Search the listing below for the string "clock" and show each line that contains it.
=== PROVIDED ENTRIES ===
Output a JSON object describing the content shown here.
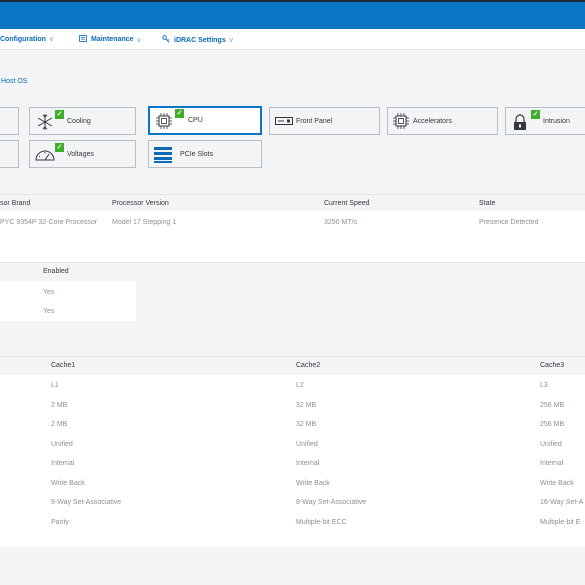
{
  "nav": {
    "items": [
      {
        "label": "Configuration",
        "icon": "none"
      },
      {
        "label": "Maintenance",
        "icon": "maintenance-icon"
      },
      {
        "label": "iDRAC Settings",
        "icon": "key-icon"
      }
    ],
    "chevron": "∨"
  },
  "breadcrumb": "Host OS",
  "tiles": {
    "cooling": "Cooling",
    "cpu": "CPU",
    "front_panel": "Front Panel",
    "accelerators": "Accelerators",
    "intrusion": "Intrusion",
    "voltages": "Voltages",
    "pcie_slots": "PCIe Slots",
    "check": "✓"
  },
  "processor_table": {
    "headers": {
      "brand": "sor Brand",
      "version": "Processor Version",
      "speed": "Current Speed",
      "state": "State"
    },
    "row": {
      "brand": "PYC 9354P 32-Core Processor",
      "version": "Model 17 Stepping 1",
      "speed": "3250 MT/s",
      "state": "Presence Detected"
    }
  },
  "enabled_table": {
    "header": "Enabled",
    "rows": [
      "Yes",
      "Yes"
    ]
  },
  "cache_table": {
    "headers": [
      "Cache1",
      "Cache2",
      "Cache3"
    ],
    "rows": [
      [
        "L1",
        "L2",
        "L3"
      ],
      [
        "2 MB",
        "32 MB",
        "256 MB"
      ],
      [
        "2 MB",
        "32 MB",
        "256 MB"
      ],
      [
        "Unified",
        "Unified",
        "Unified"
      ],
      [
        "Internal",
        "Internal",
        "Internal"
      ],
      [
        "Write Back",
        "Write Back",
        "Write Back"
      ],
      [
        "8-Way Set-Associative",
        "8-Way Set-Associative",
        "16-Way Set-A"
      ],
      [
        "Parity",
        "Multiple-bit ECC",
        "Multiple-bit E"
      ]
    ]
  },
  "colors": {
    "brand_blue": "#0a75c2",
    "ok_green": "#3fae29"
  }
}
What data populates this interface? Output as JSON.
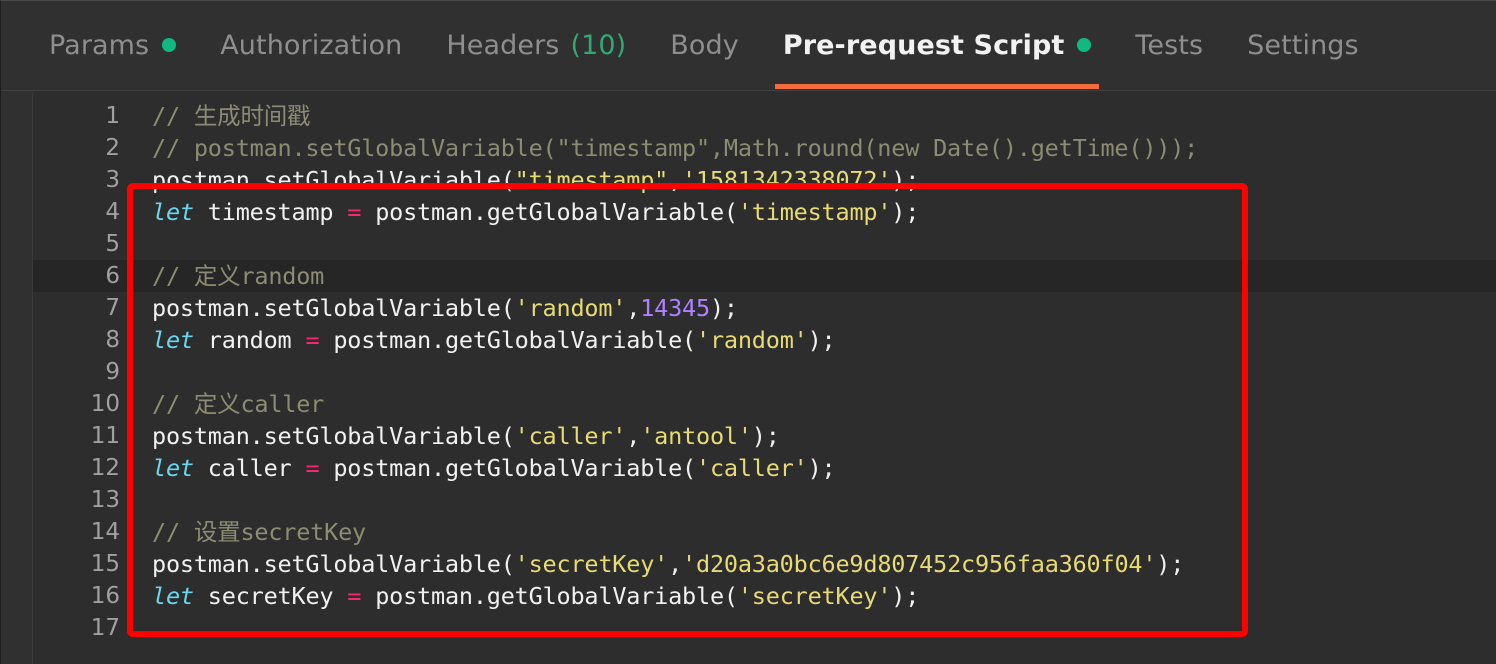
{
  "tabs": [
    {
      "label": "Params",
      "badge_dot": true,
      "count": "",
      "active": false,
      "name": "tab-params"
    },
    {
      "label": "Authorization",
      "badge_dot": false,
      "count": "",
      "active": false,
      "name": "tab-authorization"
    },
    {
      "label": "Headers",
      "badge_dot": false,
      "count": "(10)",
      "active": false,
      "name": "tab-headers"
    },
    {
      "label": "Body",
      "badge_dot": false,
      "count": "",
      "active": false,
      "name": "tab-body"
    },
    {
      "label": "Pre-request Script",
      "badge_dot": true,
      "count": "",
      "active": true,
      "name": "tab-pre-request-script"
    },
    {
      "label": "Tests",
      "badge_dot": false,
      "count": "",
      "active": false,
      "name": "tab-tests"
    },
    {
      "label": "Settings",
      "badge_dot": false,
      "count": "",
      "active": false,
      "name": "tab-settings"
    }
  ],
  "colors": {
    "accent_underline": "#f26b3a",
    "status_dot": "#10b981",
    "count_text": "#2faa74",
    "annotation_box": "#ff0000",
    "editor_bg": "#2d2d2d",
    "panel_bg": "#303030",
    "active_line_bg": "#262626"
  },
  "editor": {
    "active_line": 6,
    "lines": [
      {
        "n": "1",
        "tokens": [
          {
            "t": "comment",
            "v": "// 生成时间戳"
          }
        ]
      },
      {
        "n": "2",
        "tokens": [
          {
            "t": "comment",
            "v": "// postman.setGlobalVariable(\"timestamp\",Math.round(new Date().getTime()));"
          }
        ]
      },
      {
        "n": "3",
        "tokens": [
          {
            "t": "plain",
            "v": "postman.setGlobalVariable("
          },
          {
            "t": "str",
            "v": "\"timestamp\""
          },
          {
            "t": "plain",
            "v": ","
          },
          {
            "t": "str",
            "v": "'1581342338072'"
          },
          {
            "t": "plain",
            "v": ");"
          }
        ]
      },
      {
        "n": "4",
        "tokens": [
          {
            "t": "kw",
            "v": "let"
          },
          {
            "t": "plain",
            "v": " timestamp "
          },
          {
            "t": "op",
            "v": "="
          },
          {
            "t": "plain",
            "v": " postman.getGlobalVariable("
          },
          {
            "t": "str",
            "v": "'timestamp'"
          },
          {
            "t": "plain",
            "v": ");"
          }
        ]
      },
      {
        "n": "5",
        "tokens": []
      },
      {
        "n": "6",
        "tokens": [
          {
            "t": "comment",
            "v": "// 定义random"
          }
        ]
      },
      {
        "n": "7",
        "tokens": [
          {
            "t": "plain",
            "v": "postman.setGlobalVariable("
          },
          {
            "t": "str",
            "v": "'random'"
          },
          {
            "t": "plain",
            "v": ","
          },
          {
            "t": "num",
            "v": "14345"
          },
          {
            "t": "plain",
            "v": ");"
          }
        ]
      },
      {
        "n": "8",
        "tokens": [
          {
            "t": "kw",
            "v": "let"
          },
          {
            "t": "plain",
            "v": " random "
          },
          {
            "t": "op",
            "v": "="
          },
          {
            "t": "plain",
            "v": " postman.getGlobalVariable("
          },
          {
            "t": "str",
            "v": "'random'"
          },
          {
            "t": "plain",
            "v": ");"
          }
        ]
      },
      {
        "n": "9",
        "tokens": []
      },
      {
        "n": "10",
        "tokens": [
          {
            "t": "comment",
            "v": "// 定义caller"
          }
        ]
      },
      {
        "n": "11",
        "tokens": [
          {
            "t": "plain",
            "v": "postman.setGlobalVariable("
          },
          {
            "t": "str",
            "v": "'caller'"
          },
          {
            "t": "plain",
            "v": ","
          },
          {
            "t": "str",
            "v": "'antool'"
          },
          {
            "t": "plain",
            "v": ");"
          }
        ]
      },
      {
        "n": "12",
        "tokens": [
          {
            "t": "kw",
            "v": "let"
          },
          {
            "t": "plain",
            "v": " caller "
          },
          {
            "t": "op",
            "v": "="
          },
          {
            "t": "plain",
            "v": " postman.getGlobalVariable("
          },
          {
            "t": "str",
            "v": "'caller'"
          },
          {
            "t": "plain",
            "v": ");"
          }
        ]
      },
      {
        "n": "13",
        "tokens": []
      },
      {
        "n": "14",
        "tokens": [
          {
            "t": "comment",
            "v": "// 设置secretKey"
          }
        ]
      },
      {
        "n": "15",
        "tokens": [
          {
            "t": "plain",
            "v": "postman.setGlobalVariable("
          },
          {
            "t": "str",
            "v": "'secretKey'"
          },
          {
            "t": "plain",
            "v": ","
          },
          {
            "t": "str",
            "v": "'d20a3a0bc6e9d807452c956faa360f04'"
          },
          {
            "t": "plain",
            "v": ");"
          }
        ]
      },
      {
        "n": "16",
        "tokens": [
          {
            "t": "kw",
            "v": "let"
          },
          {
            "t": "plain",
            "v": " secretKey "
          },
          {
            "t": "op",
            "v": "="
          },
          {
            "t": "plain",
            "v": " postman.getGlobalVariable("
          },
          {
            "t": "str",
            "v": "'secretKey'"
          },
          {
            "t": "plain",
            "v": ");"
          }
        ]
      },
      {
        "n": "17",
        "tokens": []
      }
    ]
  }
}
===
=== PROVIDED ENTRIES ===
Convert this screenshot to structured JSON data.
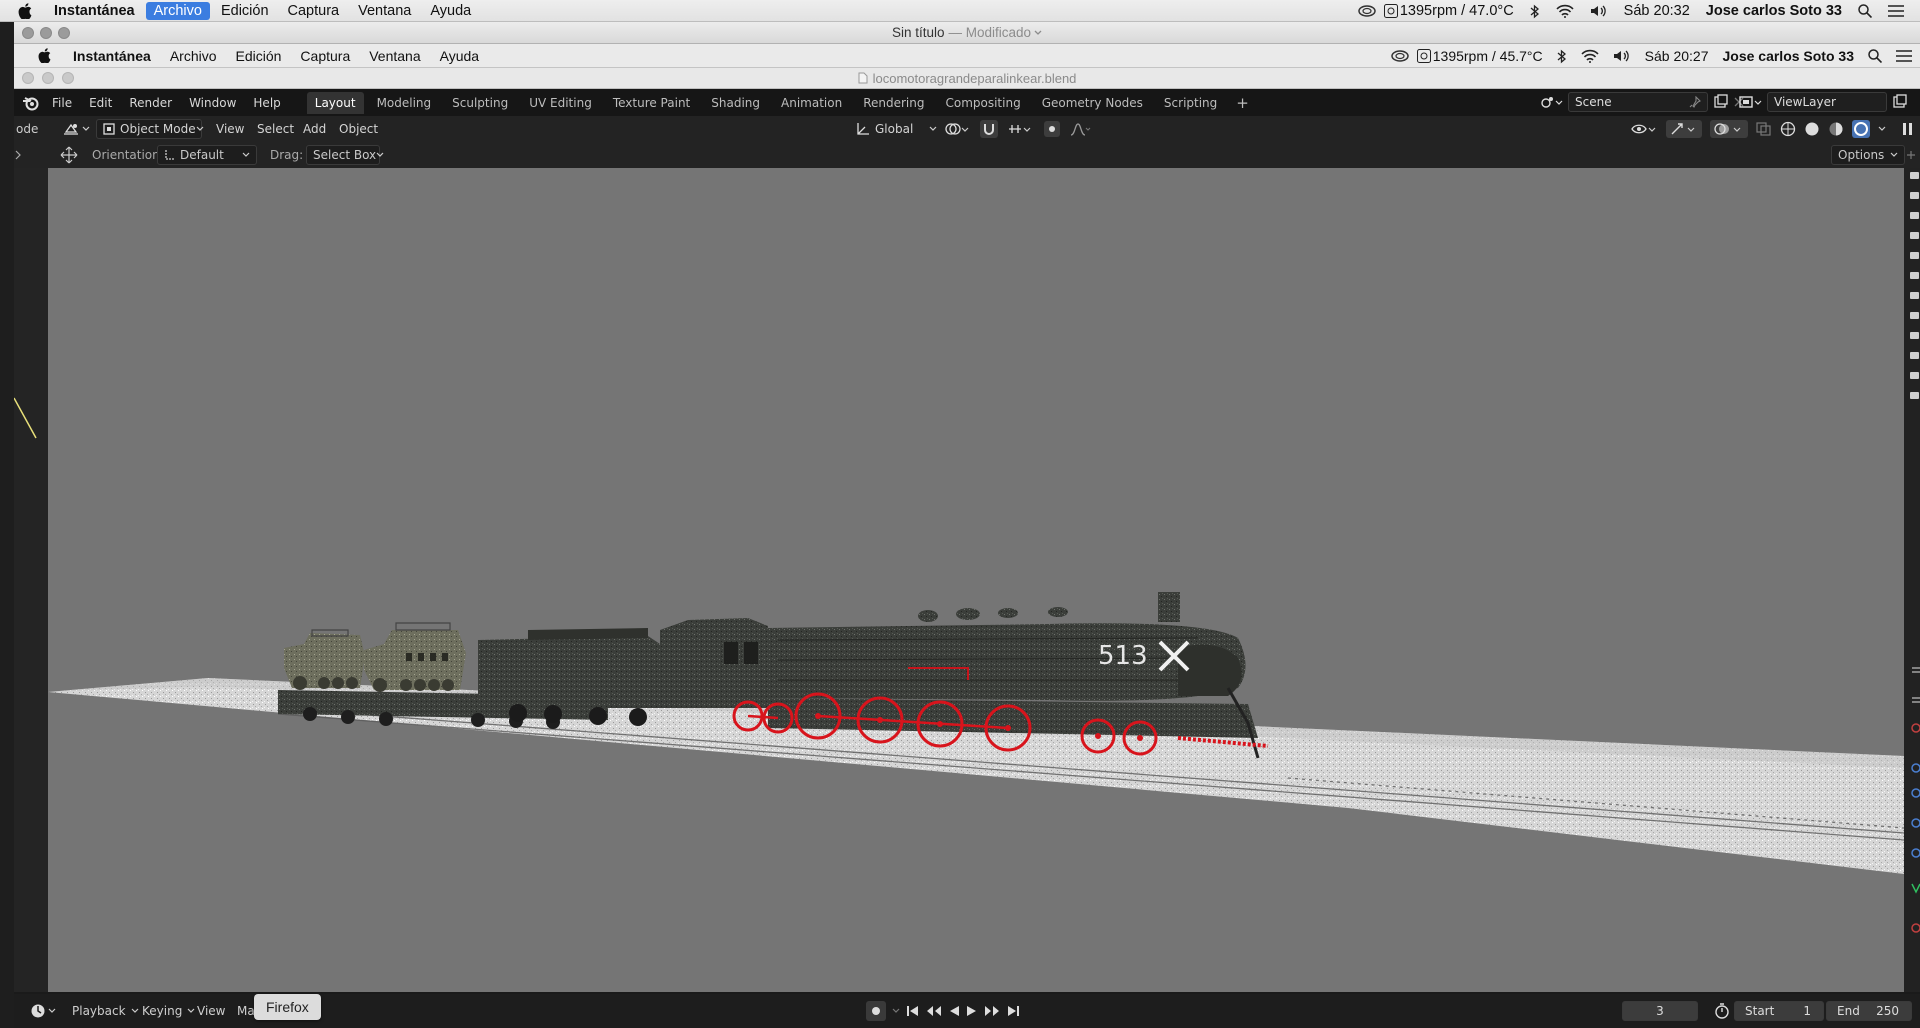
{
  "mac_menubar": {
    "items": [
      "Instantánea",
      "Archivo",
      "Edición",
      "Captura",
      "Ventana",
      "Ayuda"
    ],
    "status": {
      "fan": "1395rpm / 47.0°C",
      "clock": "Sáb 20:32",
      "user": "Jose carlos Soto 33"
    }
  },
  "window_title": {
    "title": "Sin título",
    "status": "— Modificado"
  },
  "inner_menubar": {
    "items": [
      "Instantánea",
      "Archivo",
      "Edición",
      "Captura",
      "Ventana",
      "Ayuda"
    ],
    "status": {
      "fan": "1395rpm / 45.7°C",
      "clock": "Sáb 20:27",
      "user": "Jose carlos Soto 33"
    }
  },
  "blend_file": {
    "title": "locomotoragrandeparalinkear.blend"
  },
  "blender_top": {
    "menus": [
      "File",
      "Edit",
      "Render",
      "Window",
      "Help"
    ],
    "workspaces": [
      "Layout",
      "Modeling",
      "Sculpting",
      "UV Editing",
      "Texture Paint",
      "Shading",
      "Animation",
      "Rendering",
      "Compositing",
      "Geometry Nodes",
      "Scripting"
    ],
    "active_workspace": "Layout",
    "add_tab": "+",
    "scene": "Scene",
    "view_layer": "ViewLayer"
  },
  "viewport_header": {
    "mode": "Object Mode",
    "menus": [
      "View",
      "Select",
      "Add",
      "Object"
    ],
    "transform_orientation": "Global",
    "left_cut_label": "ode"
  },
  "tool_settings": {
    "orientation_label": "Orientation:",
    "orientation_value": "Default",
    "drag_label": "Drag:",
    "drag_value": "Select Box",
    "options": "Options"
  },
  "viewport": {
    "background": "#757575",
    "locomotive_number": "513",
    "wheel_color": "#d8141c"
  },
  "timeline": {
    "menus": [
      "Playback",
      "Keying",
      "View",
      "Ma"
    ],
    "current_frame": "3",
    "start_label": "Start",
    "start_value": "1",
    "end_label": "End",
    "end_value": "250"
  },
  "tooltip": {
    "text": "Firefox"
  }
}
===
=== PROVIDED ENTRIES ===
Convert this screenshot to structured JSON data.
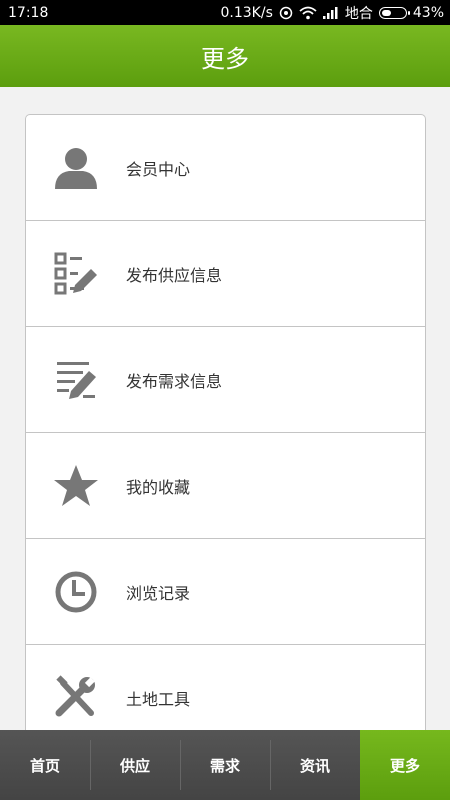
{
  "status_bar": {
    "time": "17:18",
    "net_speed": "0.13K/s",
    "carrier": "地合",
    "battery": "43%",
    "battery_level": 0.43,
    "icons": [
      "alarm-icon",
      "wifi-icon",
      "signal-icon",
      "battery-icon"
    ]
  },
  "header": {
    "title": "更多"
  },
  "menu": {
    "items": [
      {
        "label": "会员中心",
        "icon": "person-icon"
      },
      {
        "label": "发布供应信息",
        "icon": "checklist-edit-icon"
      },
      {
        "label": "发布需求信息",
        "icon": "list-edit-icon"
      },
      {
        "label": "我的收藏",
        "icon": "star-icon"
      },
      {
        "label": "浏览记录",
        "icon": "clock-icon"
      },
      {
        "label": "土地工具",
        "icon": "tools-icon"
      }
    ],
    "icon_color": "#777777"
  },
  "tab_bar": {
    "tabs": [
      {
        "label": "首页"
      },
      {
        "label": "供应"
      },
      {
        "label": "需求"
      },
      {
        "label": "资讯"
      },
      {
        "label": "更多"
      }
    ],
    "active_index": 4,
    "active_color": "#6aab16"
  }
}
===
__EXERCISE OUTPUT__
      "clock": "Sáb 20:32",
      "clock": "Sáb 20:27",
        "icon": "clock-icon"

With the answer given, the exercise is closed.